I was reminded of all this recently when I made a trip back east to visit my family. Every time I passed by where one of those farms used to be it brought back memories. I'd forgotten how roadside farm markets offer delicious "just picked" treats from nature.

So, I thought it would be fun to talk about different ways to prepare and serve these treasures. Of course, it's always wonderful to eat perfectly ripened fruit by itself, but we all like variety in our lives. So come along and don't forget to bring some fresh fruit.

Elegant desserts are a snap to prepare this time of year. Here's a list of ones that have a fruit base.

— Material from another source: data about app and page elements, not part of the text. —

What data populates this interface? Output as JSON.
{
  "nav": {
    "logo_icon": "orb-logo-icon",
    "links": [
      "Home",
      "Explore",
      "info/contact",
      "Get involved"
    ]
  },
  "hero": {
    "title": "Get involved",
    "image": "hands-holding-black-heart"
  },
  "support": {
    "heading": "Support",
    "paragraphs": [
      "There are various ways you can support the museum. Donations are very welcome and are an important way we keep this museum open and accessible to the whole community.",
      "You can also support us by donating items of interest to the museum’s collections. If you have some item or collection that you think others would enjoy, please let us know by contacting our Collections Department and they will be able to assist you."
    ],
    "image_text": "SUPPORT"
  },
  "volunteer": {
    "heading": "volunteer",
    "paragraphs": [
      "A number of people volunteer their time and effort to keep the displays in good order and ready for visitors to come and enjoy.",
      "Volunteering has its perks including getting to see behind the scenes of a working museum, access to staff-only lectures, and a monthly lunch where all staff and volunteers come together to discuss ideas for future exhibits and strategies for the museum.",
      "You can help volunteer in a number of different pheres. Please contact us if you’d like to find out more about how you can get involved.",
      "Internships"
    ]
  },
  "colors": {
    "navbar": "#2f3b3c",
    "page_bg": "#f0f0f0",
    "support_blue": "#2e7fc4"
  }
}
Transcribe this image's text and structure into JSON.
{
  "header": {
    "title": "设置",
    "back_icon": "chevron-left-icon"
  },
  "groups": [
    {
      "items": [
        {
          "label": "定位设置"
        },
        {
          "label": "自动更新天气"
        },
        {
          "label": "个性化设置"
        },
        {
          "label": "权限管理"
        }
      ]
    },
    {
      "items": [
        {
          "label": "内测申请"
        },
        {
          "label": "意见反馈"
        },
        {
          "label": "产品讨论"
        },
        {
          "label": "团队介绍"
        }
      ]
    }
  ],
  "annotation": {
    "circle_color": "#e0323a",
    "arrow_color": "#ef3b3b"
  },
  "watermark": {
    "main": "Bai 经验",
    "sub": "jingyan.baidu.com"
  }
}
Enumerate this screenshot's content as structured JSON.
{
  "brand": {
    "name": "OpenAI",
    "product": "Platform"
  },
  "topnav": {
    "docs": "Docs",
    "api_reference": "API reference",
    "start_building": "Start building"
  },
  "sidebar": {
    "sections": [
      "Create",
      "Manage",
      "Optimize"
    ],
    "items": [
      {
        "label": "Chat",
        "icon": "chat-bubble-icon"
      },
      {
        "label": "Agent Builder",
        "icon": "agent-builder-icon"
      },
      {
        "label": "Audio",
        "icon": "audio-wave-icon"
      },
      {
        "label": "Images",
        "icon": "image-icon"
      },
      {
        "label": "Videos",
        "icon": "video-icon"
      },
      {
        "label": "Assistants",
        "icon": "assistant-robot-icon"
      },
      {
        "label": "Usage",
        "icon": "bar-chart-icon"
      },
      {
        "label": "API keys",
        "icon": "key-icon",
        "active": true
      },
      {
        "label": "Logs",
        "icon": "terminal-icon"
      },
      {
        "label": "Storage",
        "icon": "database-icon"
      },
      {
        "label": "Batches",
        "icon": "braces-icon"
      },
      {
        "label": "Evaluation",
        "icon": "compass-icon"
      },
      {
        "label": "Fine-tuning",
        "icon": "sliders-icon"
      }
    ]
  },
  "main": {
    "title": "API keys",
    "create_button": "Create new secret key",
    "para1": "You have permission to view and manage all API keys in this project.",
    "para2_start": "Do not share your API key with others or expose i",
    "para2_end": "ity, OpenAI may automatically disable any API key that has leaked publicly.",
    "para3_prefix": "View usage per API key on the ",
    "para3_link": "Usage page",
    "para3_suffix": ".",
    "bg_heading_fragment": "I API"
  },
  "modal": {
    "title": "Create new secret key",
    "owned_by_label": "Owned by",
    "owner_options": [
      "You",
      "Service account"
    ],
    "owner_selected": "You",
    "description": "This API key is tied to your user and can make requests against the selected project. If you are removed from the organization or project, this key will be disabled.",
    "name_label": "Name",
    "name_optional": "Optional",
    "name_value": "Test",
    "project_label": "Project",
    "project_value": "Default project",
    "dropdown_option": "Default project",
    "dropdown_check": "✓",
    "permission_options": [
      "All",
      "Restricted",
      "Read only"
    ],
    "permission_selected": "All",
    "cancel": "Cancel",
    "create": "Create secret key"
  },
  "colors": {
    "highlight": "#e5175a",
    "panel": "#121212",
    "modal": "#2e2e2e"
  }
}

Clafouti: Fruit covered with a batter and baked.

Cobbler: Fruit baked in a deep dish with a biscuit dough topping sprinkled with sugar.

Compote: Fruit cooked slowly in a sugar syrup and served chilled. Sometimes the syrup is made with a liqueur.

Crumble: Fruit topped with a "crumbly" mixture of brown sugar, flour and chopped nuts, such as almonds. Often called a crisp.

Flan: Custard and fruit baked together. 

Fool: Pureed fruit that's been chilled and then gently folded into whipped cream.

Melba: A dish invented by the French chef Auguste Escoffier. Peaches are poached in syrup and cooled. They're served hollow side down over vanilla ice cream. A Melba Sauce, made with raspberries and red currant jam, is drizzled over the top.

Pie: A dish made with a crust and a filling. There can be a bottom crust, a top crust or both.

Tart: A pastry crust with shallow sides and a filling - in this case, fresh fruit.

Need something a little simpler? Try these variations for your discriminating palate.

Grilling: Cut the fruit in half and gently toss in melted butter and sugar. Lay the fruit on a sheet of aluminum foil. Grill on each side until the sugar starts to brown.

Marinating: Steep the fruit overnight in a sweet dessert wine, such as Sauterne. The fruit absorbs the wine flavor.

Roasting: Instead of grilling the fruit, pop it in a 375-degree oven for about 15 minutes. Toss a splash of vanilla and an orange liqueur in the butter for an extra injection of flavor.

Plan Ahead

Don't forget to freeze a few containers of your favorite fruit too. Imagine being able to pull out a bowl of raspberries in November! For most fruits all you need to do is cut them into bite-size pieces and put them in a Tupperware type container. 

My mom always froze quite a variety of fruit each summer. Although we enjoyed it all year long, we looked forward to one occasion in particular. On Thanksgiving she made the most wonderful fruit salad. Our entire extended family marveled about all the fresh fruit and what a treat it was every year.

And finally, don't overlook making jams and preserves. If you're not comfortable with canning, try freezing. A little bit of homemade plum jam on your toast in January will help you remember that there really are four seasons.